Inspired by the experience of my immigrant parents, this semester I completed an internship at Hernandez Immigration Law (HIL) in Downtown Walla Walla. Understanding the weight of the work I would be handling, I anticipated very high expectations from my supervisors. Although this was still true, I was lucky that HIL offered a unique experience that allowed me to easily immerse myself within the law office. Wendy Hernandez, HIL’s head attorney, organized a passionate team of individuals that have personal experience with the immigration process and/or are locals familiar with the experiences of Walla Walla’s immigrants. Knowing this, clients feel more comfortable and confident about the assistance they receive at HIL throughout the rigorous process. By being part of this team I, too, found a sense of comfort and pride in knowing that we were offering the highest quality of work that we could. Another notable aspect was the office culture. Wendy explained that she wanted the office to be a learning space for both interns and her team of paralegals. In order to promote an interactive culture, the office is maintained in an open space. Other than the private rooms used to discuss a client’s case during a consultation, there are no cubicles or separate offices that divide the paralegals or Wendy. Because of this, I was able to freely ask questions about the firm’s practices and explore different types of cases.

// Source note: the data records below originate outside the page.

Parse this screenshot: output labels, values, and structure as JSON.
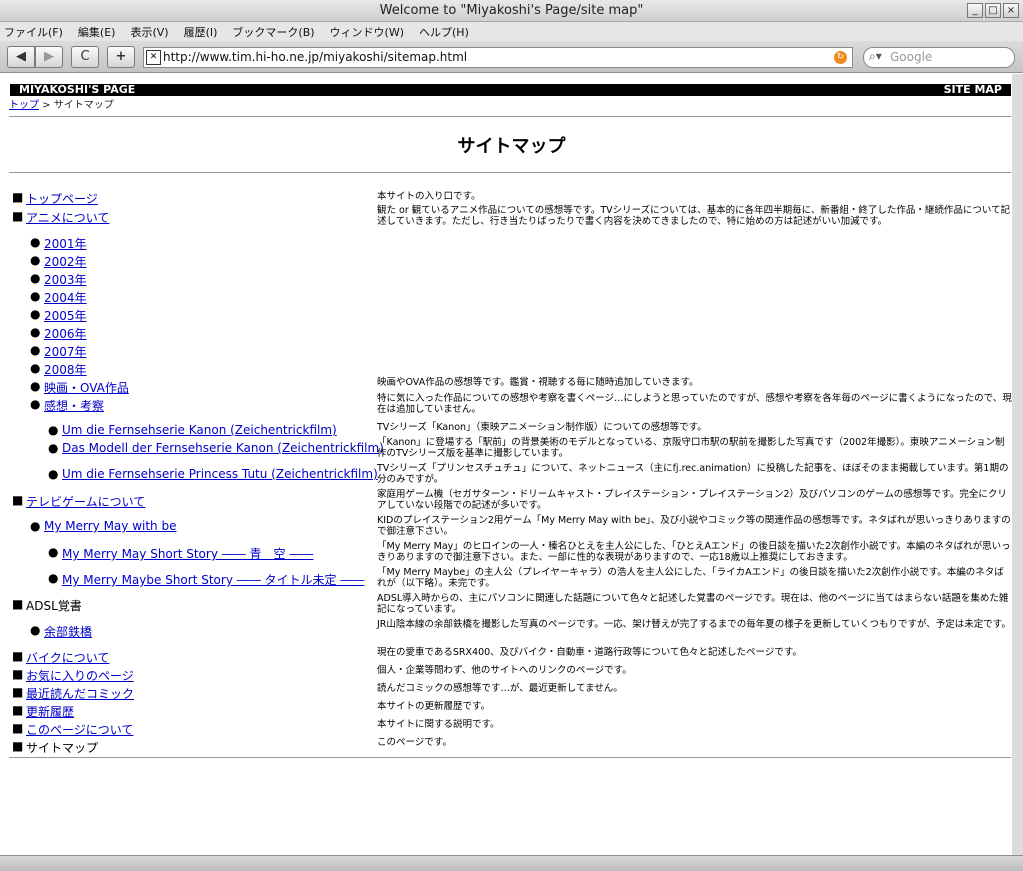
{
  "window": {
    "title": "Welcome to \"Miyakoshi's Page/site map\""
  },
  "menu": [
    "ファイル(F)",
    "編集(E)",
    "表示(V)",
    "履歴(I)",
    "ブックマーク(B)",
    "ウィンドウ(W)",
    "ヘルプ(H)"
  ],
  "toolbar": {
    "back": "◀",
    "forward": "▶",
    "reload": "C",
    "add": "+",
    "url": "http://www.tim.hi-ho.ne.jp/miyakoshi/sitemap.html",
    "search_placeholder": "Google"
  },
  "header": {
    "left": "MIYAKOSHI'S PAGE",
    "right": "SITE MAP"
  },
  "breadcrumb": {
    "home": "トップ",
    "sep": " > ",
    "current": "サイトマップ"
  },
  "page_title": "サイトマップ",
  "entries": [
    {
      "bullet": "■",
      "label": "トップページ",
      "desc": "本サイトの入り口です。"
    },
    {
      "bullet": "■",
      "label": "アニメについて",
      "desc": "観た or 観ているアニメ作品についての感想等です。TVシリーズについては、基本的に各年四半期毎に、新番組・終了した作品・継続作品について記述していきます。ただし、行き当たりばったりで書く内容を決めてきましたので、特に始めの方は記述がいい加減です。"
    },
    {
      "bullet": "●",
      "label": "2001年",
      "desc": ""
    },
    {
      "bullet": "●",
      "label": "2002年",
      "desc": ""
    },
    {
      "bullet": "●",
      "label": "2003年",
      "desc": ""
    },
    {
      "bullet": "●",
      "label": "2004年",
      "desc": ""
    },
    {
      "bullet": "●",
      "label": "2005年",
      "desc": ""
    },
    {
      "bullet": "●",
      "label": "2006年",
      "desc": ""
    },
    {
      "bullet": "●",
      "label": "2007年",
      "desc": ""
    },
    {
      "bullet": "●",
      "label": "2008年",
      "desc": ""
    },
    {
      "bullet": "●",
      "label": "映画・OVA作品",
      "desc": "映画やOVA作品の感想等です。鑑賞・視聴する毎に随時追加していきます。"
    },
    {
      "bullet": "●",
      "label": "感想・考察",
      "desc": "特に気に入った作品についての感想や考察を書くページ…にしようと思っていたのですが、感想や考察を各年毎のページに書くようになったので、現在は追加していません。"
    },
    {
      "bullet": "●",
      "label": "Um die Fernsehserie Kanon (Zeichentrickfilm)",
      "desc": "TVシリーズ「Kanon」（東映アニメーション制作版）についての感想等です。"
    },
    {
      "bullet": "●",
      "label": "Das Modell der Fernsehserie Kanon (Zeichentrickfilm)",
      "desc": "「Kanon」に登場する「駅前」の背景美術のモデルとなっている、京阪守口市駅の駅前を撮影した写真です（2002年撮影）。東映アニメーション制作のTVシリーズ版を基準に撮影しています。"
    },
    {
      "bullet": "●",
      "label": "Um die Fernsehserie Princess Tutu (Zeichentrickfilm)",
      "desc": "TVシリーズ「プリンセスチュチュ」について、ネットニュース（主にfj.rec.animation）に投稿した記事を、ほぼそのまま掲載しています。第1期の分のみですが。"
    },
    {
      "bullet": "■",
      "label": "テレビゲームについて",
      "desc": "家庭用ゲーム機（セガサターン・ドリームキャスト・プレイステーション・プレイステーション2）及びパソコンのゲームの感想等です。完全にクリアしていない段階での記述が多いです。"
    },
    {
      "bullet": "●",
      "label": "My Merry May with be",
      "desc": "KIDのプレイステーション2用ゲーム「My Merry May with be」、及び小説やコミック等の関連作品の感想等です。ネタばれが思いっきりありますので御注意下さい。"
    },
    {
      "bullet": "●",
      "label": "My Merry May Short Story ―― 青　空 ――",
      "desc": "「My Merry May」のヒロインの一人・榛名ひとえを主人公にした、「ひとえAエンド」の後日談を描いた2次創作小説です。本編のネタばれが思いっきりありますので御注意下さい。また、一部に性的な表現がありますので、一応18歳以上推奨にしておきます。"
    },
    {
      "bullet": "●",
      "label": "My Merry Maybe Short Story ―― タイトル未定 ――",
      "desc": "「My Merry Maybe」の主人公（プレイヤーキャラ）の浩人を主人公にした、「ライカAエンド」の後日談を描いた2次創作小説です。本編のネタばれが（以下略）。未完です。"
    },
    {
      "bullet": "■",
      "label": "ADSL覚書",
      "desc": "ADSL導入時からの、主にパソコンに関連した話題について色々と記述した覚書のページです。現在は、他のページに当てはまらない話題を集めた雑記になっています。",
      "plain": true
    },
    {
      "bullet": "●",
      "label": "余部鉄橋",
      "desc": "JR山陰本線の余部鉄橋を撮影した写真のページです。一応、架け替えが完了するまでの毎年夏の様子を更新していくつもりですが、予定は未定です。"
    },
    {
      "bullet": "■",
      "label": "バイクについて",
      "desc": "現在の愛車であるSRX400、及びバイク・自動車・道路行政等について色々と記述したページです。"
    },
    {
      "bullet": "■",
      "label": "お気に入りのページ",
      "desc": "個人・企業等問わず、他のサイトへのリンクのページです。"
    },
    {
      "bullet": "■",
      "label": "最近読んだコミック",
      "desc": "読んだコミックの感想等です…が、最近更新してません。"
    },
    {
      "bullet": "■",
      "label": "更新履歴",
      "desc": "本サイトの更新履歴です。"
    },
    {
      "bullet": "■",
      "label": "このページについて",
      "desc": "本サイトに関する説明です。"
    },
    {
      "bullet": "■",
      "label": "サイトマップ",
      "desc": "このページです。",
      "plain": true
    }
  ]
}
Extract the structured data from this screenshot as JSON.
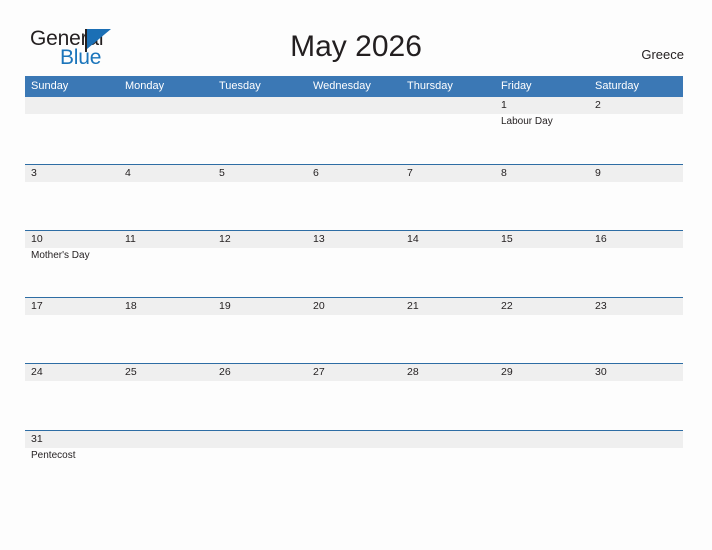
{
  "brand": {
    "name_part1": "General",
    "name_part2": "Blue",
    "flag_icon": "flag-triangle-icon"
  },
  "header": {
    "title": "May 2026",
    "region": "Greece"
  },
  "colors": {
    "header_blue": "#3b78b5",
    "row_border_blue": "#2e6da4",
    "band_gray": "#efefef",
    "brand_blue": "#1b75bb",
    "text": "#231f20",
    "page_background": "#fdfdfd"
  },
  "calendar": {
    "day_headers": [
      "Sunday",
      "Monday",
      "Tuesday",
      "Wednesday",
      "Thursday",
      "Friday",
      "Saturday"
    ],
    "weeks": [
      [
        {
          "date": "",
          "events": []
        },
        {
          "date": "",
          "events": []
        },
        {
          "date": "",
          "events": []
        },
        {
          "date": "",
          "events": []
        },
        {
          "date": "",
          "events": []
        },
        {
          "date": "1",
          "events": [
            "Labour Day"
          ]
        },
        {
          "date": "2",
          "events": []
        }
      ],
      [
        {
          "date": "3",
          "events": []
        },
        {
          "date": "4",
          "events": []
        },
        {
          "date": "5",
          "events": []
        },
        {
          "date": "6",
          "events": []
        },
        {
          "date": "7",
          "events": []
        },
        {
          "date": "8",
          "events": []
        },
        {
          "date": "9",
          "events": []
        }
      ],
      [
        {
          "date": "10",
          "events": [
            "Mother's Day"
          ]
        },
        {
          "date": "11",
          "events": []
        },
        {
          "date": "12",
          "events": []
        },
        {
          "date": "13",
          "events": []
        },
        {
          "date": "14",
          "events": []
        },
        {
          "date": "15",
          "events": []
        },
        {
          "date": "16",
          "events": []
        }
      ],
      [
        {
          "date": "17",
          "events": []
        },
        {
          "date": "18",
          "events": []
        },
        {
          "date": "19",
          "events": []
        },
        {
          "date": "20",
          "events": []
        },
        {
          "date": "21",
          "events": []
        },
        {
          "date": "22",
          "events": []
        },
        {
          "date": "23",
          "events": []
        }
      ],
      [
        {
          "date": "24",
          "events": []
        },
        {
          "date": "25",
          "events": []
        },
        {
          "date": "26",
          "events": []
        },
        {
          "date": "27",
          "events": []
        },
        {
          "date": "28",
          "events": []
        },
        {
          "date": "29",
          "events": []
        },
        {
          "date": "30",
          "events": []
        }
      ],
      [
        {
          "date": "31",
          "events": [
            "Pentecost"
          ]
        },
        {
          "date": "",
          "events": []
        },
        {
          "date": "",
          "events": []
        },
        {
          "date": "",
          "events": []
        },
        {
          "date": "",
          "events": []
        },
        {
          "date": "",
          "events": []
        },
        {
          "date": "",
          "events": []
        }
      ]
    ]
  }
}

Since Walla Walla has a large Hispanic immigrant population, I found comfort in being exposed to Spanish-speaking clients that reminded me of home back in LA. However, I realized that I had never heard Spanish in such sad and frightened tones. Starting this internship I was excited to work with a team that made a positive impact in the lives of marginalized groups, but the reality of the difficulties for immigrants to gain legal status became apparent quickly. As I began to understand immigration policy, I found that it is not uncommon to receive clients that are ineligible to apply for legal status. This is usually because clients might have been charged with a misdemeanor or might have already been detained by immigration prior to filing their case. If eligible, the process is long and highly demanding which sometimes dissuades clients from completing it. Part of the application requires proper documentation that proves presence in the US for specific dates that the applicant must scramble to look for. Although there are application waivers that could help ease some of the financial burden of the process, there are still some clients that cannot afford to pay the attorney or at least delay the process further while they save up that money.
Delving into these cases can be emotionally draining; however I continue to appreciate the work that is being done by HIL. By starting her own law firm in Walla Walla, Wendy has made it more accessible for local immigrants to receive help. In order to minimize the burdens of applying, Wendy does her best to be flexible with fees through payment plans. HIL goes out of its way to maximize the amount of immigrants receiving legal status. I am humbled by the HIL team that continues offering a sense of security in the lives of those who already come from backgrounds fraught with adversity. Although the recent election of Donald Trump further complicates immigration policy, the realities of immigrants remain difficult. Therefore, I look forward to continuing my work at HIL in seeking new ways to assist US immigrants.